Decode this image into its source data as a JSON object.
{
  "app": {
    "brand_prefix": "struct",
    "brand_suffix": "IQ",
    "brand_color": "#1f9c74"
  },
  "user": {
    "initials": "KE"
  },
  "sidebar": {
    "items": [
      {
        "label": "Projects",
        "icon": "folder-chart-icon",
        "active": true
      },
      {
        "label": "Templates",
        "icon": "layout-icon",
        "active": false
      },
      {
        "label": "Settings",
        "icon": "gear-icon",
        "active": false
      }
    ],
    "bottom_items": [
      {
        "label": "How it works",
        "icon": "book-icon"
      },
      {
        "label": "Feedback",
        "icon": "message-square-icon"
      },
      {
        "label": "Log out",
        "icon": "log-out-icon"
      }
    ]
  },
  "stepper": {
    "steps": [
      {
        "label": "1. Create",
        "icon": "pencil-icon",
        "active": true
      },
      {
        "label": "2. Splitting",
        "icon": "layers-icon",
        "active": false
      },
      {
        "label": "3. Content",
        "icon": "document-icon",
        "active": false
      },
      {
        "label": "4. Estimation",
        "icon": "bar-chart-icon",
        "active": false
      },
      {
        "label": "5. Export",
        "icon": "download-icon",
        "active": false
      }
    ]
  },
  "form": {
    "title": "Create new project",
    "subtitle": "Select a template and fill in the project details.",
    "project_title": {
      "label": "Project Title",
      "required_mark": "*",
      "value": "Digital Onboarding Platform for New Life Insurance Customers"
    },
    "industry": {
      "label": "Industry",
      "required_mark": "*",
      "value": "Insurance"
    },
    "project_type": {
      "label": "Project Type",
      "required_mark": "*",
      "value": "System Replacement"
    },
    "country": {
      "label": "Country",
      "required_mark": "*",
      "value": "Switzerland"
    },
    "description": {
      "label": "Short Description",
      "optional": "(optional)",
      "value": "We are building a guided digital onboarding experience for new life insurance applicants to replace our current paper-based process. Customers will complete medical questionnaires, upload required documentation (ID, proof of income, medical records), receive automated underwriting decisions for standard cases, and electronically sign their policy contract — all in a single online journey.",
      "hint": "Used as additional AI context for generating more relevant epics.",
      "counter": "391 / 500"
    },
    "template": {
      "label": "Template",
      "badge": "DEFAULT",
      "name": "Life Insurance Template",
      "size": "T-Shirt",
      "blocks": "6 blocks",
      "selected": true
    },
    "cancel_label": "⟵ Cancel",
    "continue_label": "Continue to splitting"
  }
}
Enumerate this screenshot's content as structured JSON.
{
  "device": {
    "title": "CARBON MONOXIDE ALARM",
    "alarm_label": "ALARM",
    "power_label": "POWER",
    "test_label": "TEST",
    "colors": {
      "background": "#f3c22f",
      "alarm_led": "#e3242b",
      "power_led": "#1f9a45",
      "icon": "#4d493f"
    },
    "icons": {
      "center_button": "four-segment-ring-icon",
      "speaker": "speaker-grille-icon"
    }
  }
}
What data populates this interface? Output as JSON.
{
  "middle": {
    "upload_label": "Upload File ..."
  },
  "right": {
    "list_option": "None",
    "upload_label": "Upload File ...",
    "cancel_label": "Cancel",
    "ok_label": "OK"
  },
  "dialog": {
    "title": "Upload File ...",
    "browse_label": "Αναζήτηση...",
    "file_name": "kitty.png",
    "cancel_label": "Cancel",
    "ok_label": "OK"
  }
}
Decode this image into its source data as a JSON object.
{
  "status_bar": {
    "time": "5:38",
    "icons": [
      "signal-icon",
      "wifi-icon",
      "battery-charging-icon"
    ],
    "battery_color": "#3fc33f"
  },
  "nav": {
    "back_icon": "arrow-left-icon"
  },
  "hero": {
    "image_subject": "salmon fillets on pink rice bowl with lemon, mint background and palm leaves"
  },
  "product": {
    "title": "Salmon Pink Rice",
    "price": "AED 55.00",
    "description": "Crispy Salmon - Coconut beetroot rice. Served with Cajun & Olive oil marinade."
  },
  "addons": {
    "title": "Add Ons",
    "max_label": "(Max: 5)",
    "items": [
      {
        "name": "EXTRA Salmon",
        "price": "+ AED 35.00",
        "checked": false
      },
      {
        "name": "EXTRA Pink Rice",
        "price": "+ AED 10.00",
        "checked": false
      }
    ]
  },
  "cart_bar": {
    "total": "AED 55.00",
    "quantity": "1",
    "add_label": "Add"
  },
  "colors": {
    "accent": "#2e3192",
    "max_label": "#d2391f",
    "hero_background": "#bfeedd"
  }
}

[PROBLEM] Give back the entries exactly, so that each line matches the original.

[TASK SOLUTION]
Decode this image into its source data as a JSON object.
{
  "app": {
    "brand_prefix": "struct",
    "brand_suffix": "IQ",
    "brand_color": "#1f9c74"
  },
  "user": {
    "initials": "KE"
  },
  "sidebar": {
    "items": [
      {
        "label": "Projects",
        "icon": "folder-chart-icon",
        "active": true
      },
      {
        "label": "Templates",
        "icon": "layout-icon",
        "active": false
      },
      {
        "label": "Settings",
        "icon": "gear-icon",
        "active": false
      }
    ],
    "bottom_items": [
      {
        "label": "How it works",
        "icon": "book-icon"
      },
      {
        "label": "Feedback",
        "icon": "message-square-icon"
      },
      {
        "label": "Log out",
        "icon": "log-out-icon"
      }
    ]
  },
  "stepper": {
    "steps": [
      {
        "label": "1. Create",
        "icon": "pencil-icon",
        "active": true
      },
      {
        "label": "2. Splitting",
        "icon": "layers-icon",
        "active": false
      },
      {
        "label": "3. Content",
        "icon": "document-icon",
        "active": false
      },
      {
        "label": "4. Estimation",
        "icon": "bar-chart-icon",
        "active": false
      },
      {
        "label": "5. Export",
        "icon": "download-icon",
        "active": false
      }
    ]
  },
  "form": {
    "title": "Create new project",
    "subtitle": "Select a template and fill in the project details.",
    "project_title": {
      "label": "Project Title",
      "required_mark": "*",
      "value": "Digital Onboarding Platform for New Life Insurance Customers"
    },
    "industry": {
      "label": "Industry",
      "required_mark": "*",
      "value": "Insurance"
    },
    "project_type": {
      "label": "Project Type",
      "required_mark": "*",
      "value": "System Replacement"
    },
    "country": {
      "label": "Country",
      "required_mark": "*",
      "value": "Switzerland"
    },
    "description": {
      "label": "Short Description",
      "optional": "(optional)",
      "value": "We are building a guided digital onboarding experience for new life insurance applicants to replace our current paper-based process. Customers will complete medical questionnaires, upload required documentation (ID, proof of income, medical records), receive automated underwriting decisions for standard cases, and electronically sign their policy contract — all in a single online journey.",
      "hint": "Used as additional AI context for generating more relevant epics.",
      "counter": "391 / 500"
    },
    "template": {
      "label": "Template",
      "badge": "DEFAULT",
      "name": "Life Insurance Template",
      "size": "T-Shirt",
      "blocks": "6 blocks",
      "selected": true
    },
    "cancel_label": "⟵ Cancel",
    "continue_label": "Continue to splitting"
  }
}
Enumerate this screenshot's content as structured JSON.
{
  "device": {
    "title": "CARBON MONOXIDE ALARM",
    "alarm_label": "ALARM",
    "power_label": "POWER",
    "test_label": "TEST",
    "colors": {
      "background": "#f3c22f",
      "alarm_led": "#e3242b",
      "power_led": "#1f9a45",
      "icon": "#4d493f"
    },
    "icons": {
      "center_button": "four-segment-ring-icon",
      "speaker": "speaker-grille-icon"
    }
  }
}
What data populates this interface? Output as JSON.
{
  "middle": {
    "upload_label": "Upload File ..."
  },
  "right": {
    "list_option": "None",
    "upload_label": "Upload File ...",
    "cancel_label": "Cancel",
    "ok_label": "OK"
  },
  "dialog": {
    "title": "Upload File ...",
    "browse_label": "Αναζήτηση...",
    "file_name": "kitty.png",
    "cancel_label": "Cancel",
    "ok_label": "OK"
  }
}
Decode this image into its source data as a JSON object.
{
  "status_bar": {
    "time": "5:38",
    "icons": [
      "signal-icon",
      "wifi-icon",
      "battery-charging-icon"
    ],
    "battery_color": "#3fc33f"
  },
  "nav": {
    "back_icon": "arrow-left-icon"
  },
  "hero": {
    "image_subject": "salmon fillets on pink rice bowl with lemon, mint background and palm leaves"
  },
  "product": {
    "title": "Salmon Pink Rice",
    "price": "AED 55.00",
    "description": "Crispy Salmon - Coconut beetroot rice. Served with Cajun & Olive oil marinade."
  },
  "addons": {
    "title": "Add Ons",
    "max_label": "(Max: 5)",
    "items": [
      {
        "name": "EXTRA Salmon",
        "price": "+ AED 35.00",
        "checked": false
      },
      {
        "name": "EXTRA Pink Rice",
        "price": "+ AED 10.00",
        "checked": false
      }
    ]
  },
  "cart_bar": {
    "total": "AED 55.00",
    "quantity": "1",
    "add_label": "Add"
  },
  "colors": {
    "accent": "#2e3192",
    "max_label": "#d2391f",
    "hero_background": "#bfeedd"
  }
}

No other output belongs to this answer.